Problem statement: Print every line below exactly. Skip the pictures.
Raw data: Begin
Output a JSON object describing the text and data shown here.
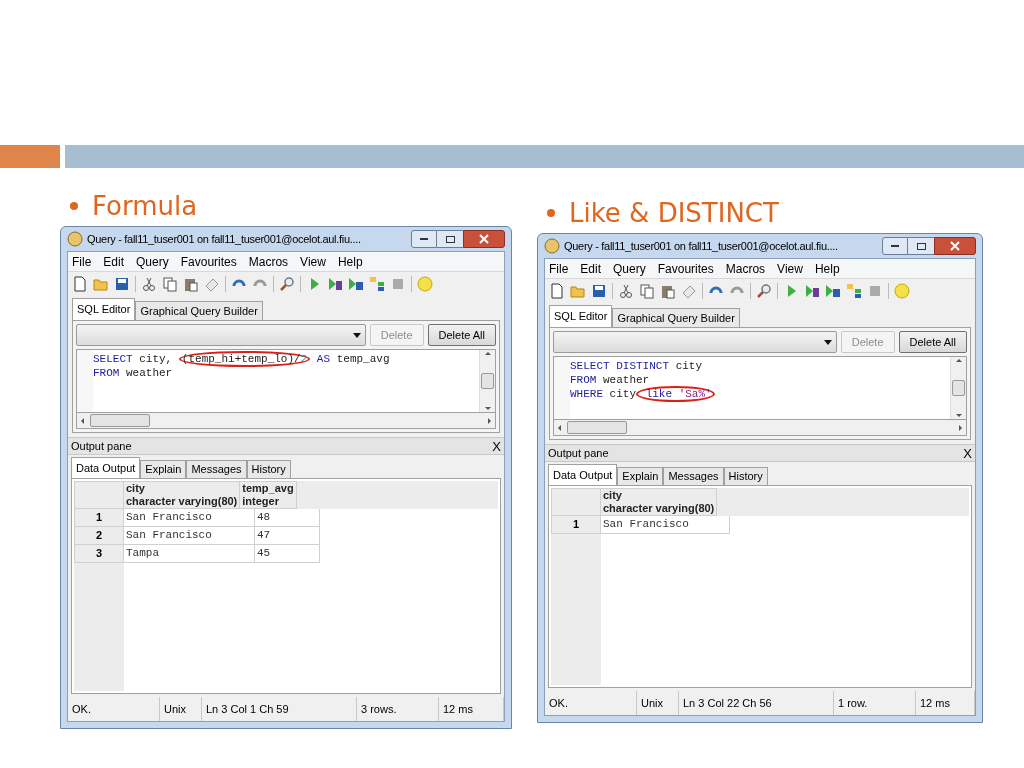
{
  "slide": {
    "panels": [
      {
        "bullet": "Formula",
        "window": {
          "title": "Query - fall11_tuser001 on fall11_tuser001@ocelot.aul.fiu....",
          "menu": [
            "File",
            "Edit",
            "Query",
            "Favourites",
            "Macros",
            "View",
            "Help"
          ],
          "editor_tabs": [
            {
              "label": "SQL Editor",
              "selected": true
            },
            {
              "label": "Graphical Query Builder",
              "selected": false
            }
          ],
          "buttons": [
            {
              "label": "Delete",
              "disabled": true
            },
            {
              "label": "Delete All",
              "disabled": false
            }
          ],
          "sql": [
            [
              {
                "text": "SELECT",
                "kind": "keyword"
              },
              {
                "text": " city, ",
                "kind": "plain"
              },
              {
                "text": "(temp_hi+temp_lo)/",
                "kind": "plain",
                "circled": true
              },
              {
                "text": "2",
                "kind": "number",
                "circled": true
              },
              {
                "text": " AS",
                "kind": "keyword"
              },
              {
                "text": " temp_avg",
                "kind": "plain"
              }
            ],
            [
              {
                "text": "FROM",
                "kind": "keyword"
              },
              {
                "text": " weather",
                "kind": "plain"
              }
            ]
          ],
          "output": {
            "title": "Output pane",
            "close": "X",
            "tabs": [
              {
                "label": "Data Output",
                "selected": true
              },
              {
                "label": "Explain",
                "selected": false
              },
              {
                "label": "Messages",
                "selected": false
              },
              {
                "label": "History",
                "selected": false
              }
            ],
            "columns": [
              {
                "name": "city",
                "type": "character varying(80)"
              },
              {
                "name": "temp_avg",
                "type": "integer"
              }
            ],
            "rows": [
              {
                "num": "1",
                "cells": [
                  "San Francisco",
                  "48"
                ]
              },
              {
                "num": "2",
                "cells": [
                  "San Francisco",
                  "47"
                ]
              },
              {
                "num": "3",
                "cells": [
                  "Tampa",
                  "45"
                ]
              }
            ]
          },
          "status": [
            "OK.",
            "Unix",
            "Ln 3 Col 1 Ch 59",
            "3 rows.",
            "12 ms"
          ]
        }
      },
      {
        "bullet": "Like & DISTINCT",
        "window": {
          "title": "Query - fall11_tuser001 on fall11_tuser001@ocelot.aul.fiu....",
          "menu": [
            "File",
            "Edit",
            "Query",
            "Favourites",
            "Macros",
            "View",
            "Help"
          ],
          "editor_tabs": [
            {
              "label": "SQL Editor",
              "selected": true
            },
            {
              "label": "Graphical Query Builder",
              "selected": false
            }
          ],
          "buttons": [
            {
              "label": "Delete",
              "disabled": true
            },
            {
              "label": "Delete All",
              "disabled": false
            }
          ],
          "sql": [
            [
              {
                "text": "SELECT DISTINCT",
                "kind": "keyword"
              },
              {
                "text": " city",
                "kind": "plain"
              }
            ],
            [
              {
                "text": "FROM",
                "kind": "keyword"
              },
              {
                "text": " weather",
                "kind": "plain"
              }
            ],
            [
              {
                "text": "WHERE",
                "kind": "keyword"
              },
              {
                "text": " city",
                "kind": "plain"
              },
              {
                "text": " like ",
                "kind": "keyword",
                "circled": true
              },
              {
                "text": "'Sa%'",
                "kind": "string",
                "circled": true
              }
            ]
          ],
          "output": {
            "title": "Output pane",
            "close": "X",
            "tabs": [
              {
                "label": "Data Output",
                "selected": true
              },
              {
                "label": "Explain",
                "selected": false
              },
              {
                "label": "Messages",
                "selected": false
              },
              {
                "label": "History",
                "selected": false
              }
            ],
            "columns": [
              {
                "name": "city",
                "type": "character varying(80)"
              }
            ],
            "rows": [
              {
                "num": "1",
                "cells": [
                  "San Francisco"
                ]
              }
            ]
          },
          "status": [
            "OK.",
            "Unix",
            "Ln 3 Col 22 Ch 56",
            "1 row.",
            "12 ms"
          ]
        }
      }
    ]
  }
}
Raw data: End
Solution to the exercise:
Output a JSON object describing the text and data shown here.
{
  "slide": {
    "panels": [
      {
        "bullet": "Formula",
        "window": {
          "title": "Query - fall11_tuser001 on fall11_tuser001@ocelot.aul.fiu....",
          "menu": [
            "File",
            "Edit",
            "Query",
            "Favourites",
            "Macros",
            "View",
            "Help"
          ],
          "editor_tabs": [
            {
              "label": "SQL Editor",
              "selected": true
            },
            {
              "label": "Graphical Query Builder",
              "selected": false
            }
          ],
          "buttons": [
            {
              "label": "Delete",
              "disabled": true
            },
            {
              "label": "Delete All",
              "disabled": false
            }
          ],
          "sql": [
            [
              {
                "text": "SELECT",
                "kind": "keyword"
              },
              {
                "text": " city, ",
                "kind": "plain"
              },
              {
                "text": "(temp_hi+temp_lo)/",
                "kind": "plain",
                "circled": true
              },
              {
                "text": "2",
                "kind": "number",
                "circled": true
              },
              {
                "text": " AS",
                "kind": "keyword"
              },
              {
                "text": " temp_avg",
                "kind": "plain"
              }
            ],
            [
              {
                "text": "FROM",
                "kind": "keyword"
              },
              {
                "text": " weather",
                "kind": "plain"
              }
            ]
          ],
          "output": {
            "title": "Output pane",
            "close": "X",
            "tabs": [
              {
                "label": "Data Output",
                "selected": true
              },
              {
                "label": "Explain",
                "selected": false
              },
              {
                "label": "Messages",
                "selected": false
              },
              {
                "label": "History",
                "selected": false
              }
            ],
            "columns": [
              {
                "name": "city",
                "type": "character varying(80)"
              },
              {
                "name": "temp_avg",
                "type": "integer"
              }
            ],
            "rows": [
              {
                "num": "1",
                "cells": [
                  "San Francisco",
                  "48"
                ]
              },
              {
                "num": "2",
                "cells": [
                  "San Francisco",
                  "47"
                ]
              },
              {
                "num": "3",
                "cells": [
                  "Tampa",
                  "45"
                ]
              }
            ]
          },
          "status": [
            "OK.",
            "Unix",
            "Ln 3 Col 1 Ch 59",
            "3 rows.",
            "12 ms"
          ]
        }
      },
      {
        "bullet": "Like & DISTINCT",
        "window": {
          "title": "Query - fall11_tuser001 on fall11_tuser001@ocelot.aul.fiu....",
          "menu": [
            "File",
            "Edit",
            "Query",
            "Favourites",
            "Macros",
            "View",
            "Help"
          ],
          "editor_tabs": [
            {
              "label": "SQL Editor",
              "selected": true
            },
            {
              "label": "Graphical Query Builder",
              "selected": false
            }
          ],
          "buttons": [
            {
              "label": "Delete",
              "disabled": true
            },
            {
              "label": "Delete All",
              "disabled": false
            }
          ],
          "sql": [
            [
              {
                "text": "SELECT DISTINCT",
                "kind": "keyword"
              },
              {
                "text": " city",
                "kind": "plain"
              }
            ],
            [
              {
                "text": "FROM",
                "kind": "keyword"
              },
              {
                "text": " weather",
                "kind": "plain"
              }
            ],
            [
              {
                "text": "WHERE",
                "kind": "keyword"
              },
              {
                "text": " city",
                "kind": "plain"
              },
              {
                "text": " like ",
                "kind": "keyword",
                "circled": true
              },
              {
                "text": "'Sa%'",
                "kind": "string",
                "circled": true
              }
            ]
          ],
          "output": {
            "title": "Output pane",
            "close": "X",
            "tabs": [
              {
                "label": "Data Output",
                "selected": true
              },
              {
                "label": "Explain",
                "selected": false
              },
              {
                "label": "Messages",
                "selected": false
              },
              {
                "label": "History",
                "selected": false
              }
            ],
            "columns": [
              {
                "name": "city",
                "type": "character varying(80)"
              }
            ],
            "rows": [
              {
                "num": "1",
                "cells": [
                  "San Francisco"
                ]
              }
            ]
          },
          "status": [
            "OK.",
            "Unix",
            "Ln 3 Col 22 Ch 56",
            "1 row.",
            "12 ms"
          ]
        }
      }
    ]
  }
}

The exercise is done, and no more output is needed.